- Developer: From Software
- Publisher: Sony
- Version reviewed: PlayStation 4 – exclusive
- Released on: March 24, 2015
As being a seasoned Souls series fan, I jumped at the first chance I got to play From Software’s new action RPG, Bloodborne. What I thought would be a typical Souls-like game, where you need to patient and calculative, I found that I was wrong. I also happened to die. A lot. What was dubbed as the first 18 minutes of the game by the developers, turned out to be the first four hours.
I am definitely not upset with that. When I did conquer the first “18 minutes” of the game, I felt accomplished. More so than I did when I played Dark Souls. The feeling bordered on addicting. From Software has another classic on their hands.
From the get go, when one starts playing Bloodborne, one is taken aback by some of the horrific images you encounter. From a werewolf (called netherbeasts) coming out of a pool of blood only to instantly combust to little creatures (called messengers) crawl on top of you, you know this isn’t anything like the fantasy RPG setting of the Souls series. This was a true horror RPG.
The story of Bloodborne takes players to the city of Yharnam. Yharnam is overtaken by the plague of beasts and there are few humans left. Those that are, mostly are hunters. There isn’t much to the story; it really is open to interpretation. That is what is fun about the game.
Throughout the game players come across different pieces of lore in either items you pick up or little notes left behind. These pieces of lore, though deep, still are really clues about the world around you. There is eeriness to it, like a prickling to the back of you neck.
The world is complimented by the beautiful level design. Graphics never looked better on the PlayStation 4 and From Software seemingly used the full power of the console. It isn’t even just the look of the graphics, but the sound as well. The sound design is some of the best you will hear in a game, from the loud footsteps your character makes in what is otherwise a dead quite area (an ambush for sure) to the sound of the beasts that you come across makes everything a character in itself.
Even though the game is like Dark Souls in many ways the biggest difference is the combat. Enemies are bigger and badder in every way from their size, their look, and their damage output. The first boss players come across, the Cleric Beast, is From Software’s way of throwing even seasoned Dark Souls players like myself into the deep end in the new form of combat. The enemies are more aggressive, thus forcing players to be as well.
A plus side for being aggressive is the regain system.
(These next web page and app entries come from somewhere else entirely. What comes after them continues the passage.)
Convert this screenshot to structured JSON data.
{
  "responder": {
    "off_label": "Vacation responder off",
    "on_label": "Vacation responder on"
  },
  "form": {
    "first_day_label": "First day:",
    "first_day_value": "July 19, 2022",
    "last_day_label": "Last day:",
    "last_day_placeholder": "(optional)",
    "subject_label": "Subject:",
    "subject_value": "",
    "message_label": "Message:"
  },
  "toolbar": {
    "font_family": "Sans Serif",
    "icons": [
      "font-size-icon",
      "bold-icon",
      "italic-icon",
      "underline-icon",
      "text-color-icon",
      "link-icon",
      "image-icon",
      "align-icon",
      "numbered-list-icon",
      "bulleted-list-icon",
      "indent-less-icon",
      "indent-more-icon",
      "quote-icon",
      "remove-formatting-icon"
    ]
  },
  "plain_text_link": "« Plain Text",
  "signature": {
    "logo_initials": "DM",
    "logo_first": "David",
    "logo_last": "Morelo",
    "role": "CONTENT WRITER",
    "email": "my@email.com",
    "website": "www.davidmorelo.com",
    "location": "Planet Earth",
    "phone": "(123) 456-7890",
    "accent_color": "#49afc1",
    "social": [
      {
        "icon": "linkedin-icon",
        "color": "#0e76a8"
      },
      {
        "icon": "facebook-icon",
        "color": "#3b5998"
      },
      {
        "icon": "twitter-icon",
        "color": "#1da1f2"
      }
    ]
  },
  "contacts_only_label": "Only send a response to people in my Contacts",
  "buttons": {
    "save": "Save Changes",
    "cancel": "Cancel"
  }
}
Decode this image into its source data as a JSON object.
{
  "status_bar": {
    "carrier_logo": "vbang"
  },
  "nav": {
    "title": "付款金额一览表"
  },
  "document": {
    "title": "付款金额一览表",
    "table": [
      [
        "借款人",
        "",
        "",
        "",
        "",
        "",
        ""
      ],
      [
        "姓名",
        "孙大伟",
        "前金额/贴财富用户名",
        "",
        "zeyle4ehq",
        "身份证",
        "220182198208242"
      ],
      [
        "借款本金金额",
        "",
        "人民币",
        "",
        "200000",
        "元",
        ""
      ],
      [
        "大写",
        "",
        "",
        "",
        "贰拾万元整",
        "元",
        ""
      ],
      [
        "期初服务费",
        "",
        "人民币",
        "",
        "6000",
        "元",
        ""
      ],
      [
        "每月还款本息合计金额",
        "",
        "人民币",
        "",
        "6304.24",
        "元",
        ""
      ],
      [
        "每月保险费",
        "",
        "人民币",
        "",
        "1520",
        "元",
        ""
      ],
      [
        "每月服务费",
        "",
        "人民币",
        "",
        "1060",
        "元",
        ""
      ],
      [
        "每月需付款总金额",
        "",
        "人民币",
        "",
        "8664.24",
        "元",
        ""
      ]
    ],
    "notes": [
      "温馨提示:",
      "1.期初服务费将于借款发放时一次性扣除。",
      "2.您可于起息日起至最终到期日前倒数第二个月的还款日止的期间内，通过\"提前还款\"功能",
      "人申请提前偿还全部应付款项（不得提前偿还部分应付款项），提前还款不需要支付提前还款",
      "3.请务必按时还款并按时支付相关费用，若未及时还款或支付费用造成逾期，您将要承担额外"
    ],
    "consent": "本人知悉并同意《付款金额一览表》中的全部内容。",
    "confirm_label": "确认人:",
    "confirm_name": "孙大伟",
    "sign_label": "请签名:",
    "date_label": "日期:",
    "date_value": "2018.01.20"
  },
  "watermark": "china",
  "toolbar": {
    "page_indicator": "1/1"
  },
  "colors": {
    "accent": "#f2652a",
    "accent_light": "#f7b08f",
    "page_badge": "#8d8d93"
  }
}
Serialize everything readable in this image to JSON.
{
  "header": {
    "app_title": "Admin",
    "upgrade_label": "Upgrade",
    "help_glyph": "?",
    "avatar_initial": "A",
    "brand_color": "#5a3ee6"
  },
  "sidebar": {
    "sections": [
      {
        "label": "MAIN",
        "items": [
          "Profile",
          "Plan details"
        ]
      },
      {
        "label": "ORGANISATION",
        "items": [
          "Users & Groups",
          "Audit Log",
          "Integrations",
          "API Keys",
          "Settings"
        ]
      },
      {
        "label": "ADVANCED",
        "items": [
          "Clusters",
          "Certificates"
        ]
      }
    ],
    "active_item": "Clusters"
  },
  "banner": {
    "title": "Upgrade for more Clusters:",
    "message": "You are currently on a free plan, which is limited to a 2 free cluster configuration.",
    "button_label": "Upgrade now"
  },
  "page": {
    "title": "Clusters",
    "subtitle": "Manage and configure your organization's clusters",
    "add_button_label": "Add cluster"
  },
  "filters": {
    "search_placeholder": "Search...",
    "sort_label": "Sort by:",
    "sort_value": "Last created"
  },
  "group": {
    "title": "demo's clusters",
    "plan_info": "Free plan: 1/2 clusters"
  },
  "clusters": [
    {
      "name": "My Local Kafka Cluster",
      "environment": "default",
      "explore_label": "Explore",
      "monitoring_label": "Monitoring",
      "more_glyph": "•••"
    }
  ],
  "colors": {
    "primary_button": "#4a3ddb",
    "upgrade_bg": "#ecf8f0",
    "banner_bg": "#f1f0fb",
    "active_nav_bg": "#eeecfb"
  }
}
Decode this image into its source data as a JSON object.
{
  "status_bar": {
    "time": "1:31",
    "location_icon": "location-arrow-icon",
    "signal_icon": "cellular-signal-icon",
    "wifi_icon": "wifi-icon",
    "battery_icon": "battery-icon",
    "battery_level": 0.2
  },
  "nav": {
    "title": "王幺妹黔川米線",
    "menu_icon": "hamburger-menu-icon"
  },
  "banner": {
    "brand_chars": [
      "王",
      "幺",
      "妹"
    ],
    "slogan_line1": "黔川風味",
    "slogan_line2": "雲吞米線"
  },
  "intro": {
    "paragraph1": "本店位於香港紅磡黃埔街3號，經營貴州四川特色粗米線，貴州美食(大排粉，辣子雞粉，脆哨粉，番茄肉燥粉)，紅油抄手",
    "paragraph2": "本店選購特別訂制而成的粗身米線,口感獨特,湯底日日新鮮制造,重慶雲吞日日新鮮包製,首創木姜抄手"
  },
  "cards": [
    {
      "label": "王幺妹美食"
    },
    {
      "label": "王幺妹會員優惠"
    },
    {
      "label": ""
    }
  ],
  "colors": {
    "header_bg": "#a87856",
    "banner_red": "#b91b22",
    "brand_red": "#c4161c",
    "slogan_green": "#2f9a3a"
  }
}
If an enemy hits you, you have a quick chance of a counter attack that allows you to gain back some health. This helps a lot at times because you can only carry 20 blood vials, which are like health potions. Health potions and bullets for your firearms are plenty but you can only hold 20 at a time. Unlike the refillable Estus Flasks in Souls games, vials are finite.
Another thing From Software decided to work on for the better, is the equip burden. Bloodborne doesn’t have equip burden, though it does trade that for the amount of each items you can carry. You also don’t fat or midroll. What is in a way, a fair advantage, players can only side step when they are locked onto an enemy.
Alongside the main content of the game, there are the multiplayer functions making their return. Players can initiate co-op by ringing the Beckoning Bell that uses one insight, much like the Souls games humanity. Insight is used if you want help for defeating a boss, but you get one for initiating a boss fight and beating the boss. If you already beat a boss but want to help others, you can offer your services by ringing the Small Resonant Bell. This doesn’t use insight, but instead you gain one if you help the beckoner defeat the boss.
Invasions are seemingly less few in Bloodborne. If you ring the Beckoning Bell, you are opening yourself to invasions. A sinister bell woman enters the area, but if players kill her, it prevents people from invading. There are some areas of the game though that is always an invasion area, mostly late game areas.
Leaving notes and seeing how people died also returns. I always find it fun to see how a particular boss killed players, so I know what not to do. It is also fun to leave bad messages, giving bad info, to trick those into falling into a trap. The opportunities are endless in Bloodborne’s multiplayer options and give you tons of extra content to enjoy.
After the main game is over, new game plus is available. New Game Plus gives players another challenge, one that gives even more hours of fun content. Enemies are harder (can you imagine?) and there are events that are only available to this mode.
The game isn’t without its pitfalls though. Long load times and some poor frame rate issues plague Bloodborne. The poor frame rate is only noticeable when you are speeding through the game. In a way it is like From Software’s way of saying, take your time.
Bloodborne is a game that players need to adjust their play styles with, but once you beat the game it gives a feeling of satisfaction. From Software has made a great PlayStation 4 exclusive that can be a console seller. The combat is fluid and solid, the environments are engaging, and multiplayer gives hours of extra content. Players can expect to put anywhere between 40-60 hours into the main game (not including New Game Plus), thus making Bloodborne worth the $60 price tag. Now if you excuse me, I plan on going on dying again.